Since it's inception, design has been involved with the making of fixed things. The designer brought taste and technique; the user was largely a passive recptor, active only in exercising enough taste to choose between rival designs.
Then, on the web, we saw the beginings of a fundamental conflict. Designers had to struggle with a medium which supported user choice. They had to accomodate users' choice of different browsers, different screen types and sizes, different font sizes, different reading environments.
Many hoped that this condition was temporary; due to the immaturity of the web, that a new standard (CSS, Flash) would save them. But the condition, far from going away, will become more and more pervasive. The range of devices connected to the web, which need to access pages, is increasing : mobile phones, WiFi? laptops, audio players, home cinema. There is a greater demand for raw information stripped of design as more people suck RSS feeds into aggregators or personal viewers.
Design decisions are moving closer to the user. Web browsers always allowed user customization of font family and size. Often it was difficult for the user to access. It could be easier. No reason a browser couldn't offer a menu of prebuilt styles for users. Other customizable applications (desktops, audio players) have similar menus of "skins".
Meanwhile the providers of things are obliged to provide more fluid, less designed stuff.
The trend isn't limited to web documents :
My guess is we'll see a lot more ...
In this world, what's the role of designers?
One possibility, to work for users : to provide "skins" for viewers to put around software applications, data.
The other, to invent a new style of fluidity. To learn how to work with small fixed elements within the fluidity. ("Floats" if you like :-) A float is something like a small graphic and a set of possible rules where it can appear on the a page. Or it's a leitmotif which can be incorporated into music played in different styles.
It's only since we've had mass-produced products that most designers have been producing "fixed" things. There were, and are, still many designers who deal with modifying structures and interact with users in a non-passive way. For example:
Fluid user centred products are not less designed - they're differently design.
I think I want to make a distinction between UserCentredDesign? and an alternative to design where things are UserOrganized?. The first requires designers to be attentive to users' requirements, and to try to improve their methods of discovering what users really want. The second requires designers to come up with generic but easy to assemble components so that users produce what they really want themselves.

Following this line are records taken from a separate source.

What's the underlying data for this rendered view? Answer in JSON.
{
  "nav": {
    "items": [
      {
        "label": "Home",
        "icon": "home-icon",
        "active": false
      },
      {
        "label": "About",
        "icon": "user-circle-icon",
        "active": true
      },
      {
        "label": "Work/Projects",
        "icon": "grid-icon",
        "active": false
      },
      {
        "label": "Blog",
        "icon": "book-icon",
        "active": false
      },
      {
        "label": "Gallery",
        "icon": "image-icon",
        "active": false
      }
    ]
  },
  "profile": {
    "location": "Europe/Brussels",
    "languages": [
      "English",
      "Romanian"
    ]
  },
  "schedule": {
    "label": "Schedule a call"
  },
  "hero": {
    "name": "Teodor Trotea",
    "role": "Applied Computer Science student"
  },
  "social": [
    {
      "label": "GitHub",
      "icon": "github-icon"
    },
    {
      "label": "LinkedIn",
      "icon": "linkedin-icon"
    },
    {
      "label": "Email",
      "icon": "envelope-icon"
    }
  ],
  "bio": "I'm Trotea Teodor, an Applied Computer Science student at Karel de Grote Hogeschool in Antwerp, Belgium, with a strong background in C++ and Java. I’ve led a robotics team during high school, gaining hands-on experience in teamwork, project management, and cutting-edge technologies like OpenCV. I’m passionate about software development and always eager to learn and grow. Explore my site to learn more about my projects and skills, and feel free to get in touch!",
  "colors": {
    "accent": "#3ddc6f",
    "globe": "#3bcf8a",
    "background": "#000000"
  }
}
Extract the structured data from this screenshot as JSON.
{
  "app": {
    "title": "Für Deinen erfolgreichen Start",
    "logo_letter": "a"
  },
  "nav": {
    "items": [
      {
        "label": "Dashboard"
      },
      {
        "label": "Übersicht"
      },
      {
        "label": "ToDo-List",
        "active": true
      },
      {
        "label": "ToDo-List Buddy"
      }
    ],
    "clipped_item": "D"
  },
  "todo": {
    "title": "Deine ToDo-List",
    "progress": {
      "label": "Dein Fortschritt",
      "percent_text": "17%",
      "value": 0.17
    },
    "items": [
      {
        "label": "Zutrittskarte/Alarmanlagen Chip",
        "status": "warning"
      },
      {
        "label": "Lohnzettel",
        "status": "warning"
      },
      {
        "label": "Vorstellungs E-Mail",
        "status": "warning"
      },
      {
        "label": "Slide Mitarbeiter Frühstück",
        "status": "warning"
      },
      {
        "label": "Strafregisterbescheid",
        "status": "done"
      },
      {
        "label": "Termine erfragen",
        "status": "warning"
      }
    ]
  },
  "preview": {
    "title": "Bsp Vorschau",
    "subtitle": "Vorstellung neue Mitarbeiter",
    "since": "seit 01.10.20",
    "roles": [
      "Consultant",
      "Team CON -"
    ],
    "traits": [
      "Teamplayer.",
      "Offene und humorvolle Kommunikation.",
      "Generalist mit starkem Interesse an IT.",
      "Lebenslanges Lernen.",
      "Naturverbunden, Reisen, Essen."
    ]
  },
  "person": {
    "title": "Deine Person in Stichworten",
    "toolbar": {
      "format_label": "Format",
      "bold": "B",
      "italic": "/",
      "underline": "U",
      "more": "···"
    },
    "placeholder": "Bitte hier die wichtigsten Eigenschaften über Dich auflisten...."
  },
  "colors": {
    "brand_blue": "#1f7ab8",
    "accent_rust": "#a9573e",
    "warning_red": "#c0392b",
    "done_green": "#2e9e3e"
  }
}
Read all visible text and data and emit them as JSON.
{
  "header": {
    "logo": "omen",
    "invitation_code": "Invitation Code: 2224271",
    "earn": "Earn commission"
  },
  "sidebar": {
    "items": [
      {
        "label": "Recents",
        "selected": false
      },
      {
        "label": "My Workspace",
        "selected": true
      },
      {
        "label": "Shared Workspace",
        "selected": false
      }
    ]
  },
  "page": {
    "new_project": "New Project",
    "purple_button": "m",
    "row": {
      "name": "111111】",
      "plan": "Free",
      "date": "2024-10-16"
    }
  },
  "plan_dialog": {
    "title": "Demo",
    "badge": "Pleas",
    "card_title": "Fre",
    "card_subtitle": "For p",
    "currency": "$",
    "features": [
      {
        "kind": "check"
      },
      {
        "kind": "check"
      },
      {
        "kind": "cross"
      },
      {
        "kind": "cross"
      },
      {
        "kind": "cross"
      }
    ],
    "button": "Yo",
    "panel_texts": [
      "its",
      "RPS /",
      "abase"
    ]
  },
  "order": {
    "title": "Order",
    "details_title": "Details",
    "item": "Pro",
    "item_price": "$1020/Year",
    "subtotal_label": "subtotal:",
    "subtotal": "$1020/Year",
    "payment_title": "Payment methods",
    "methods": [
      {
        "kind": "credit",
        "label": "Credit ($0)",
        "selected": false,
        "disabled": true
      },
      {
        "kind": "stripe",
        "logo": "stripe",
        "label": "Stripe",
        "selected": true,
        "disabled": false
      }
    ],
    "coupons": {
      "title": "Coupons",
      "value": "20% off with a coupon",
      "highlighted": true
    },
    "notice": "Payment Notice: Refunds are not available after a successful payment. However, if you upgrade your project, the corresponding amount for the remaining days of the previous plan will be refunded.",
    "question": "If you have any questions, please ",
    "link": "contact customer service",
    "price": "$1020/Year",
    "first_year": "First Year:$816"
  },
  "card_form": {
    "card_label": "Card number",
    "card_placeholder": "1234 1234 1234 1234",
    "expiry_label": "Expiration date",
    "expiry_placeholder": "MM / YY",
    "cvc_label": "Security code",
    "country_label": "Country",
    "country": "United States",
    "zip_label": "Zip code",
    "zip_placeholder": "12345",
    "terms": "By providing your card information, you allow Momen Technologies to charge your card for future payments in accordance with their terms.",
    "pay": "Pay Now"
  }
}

To me UserOrganized? is a subset of UserCentredDesign? - it just has different constraints. Its not new, just becoming more prevalent online. For example a good fitted kitchen range consists of generic easy to assemble components that users combine to produce what they really want themselves. -- AdrianHoward
But Adrian's point reminds me of a branding question. If designers work for companies not customers, then the requirements of branding, (imposing messages on the behalf of the central authority), start to swamp the requirements of the user. Designers can try to fight it, but the piper plays the tune of the guy who pays. If the customer is rich then the designer can work on custom things with user attentiveness. If things are still being mass-produced then my strategy of reusable grains is the only solution. (See also HighRoad, OnGranularity)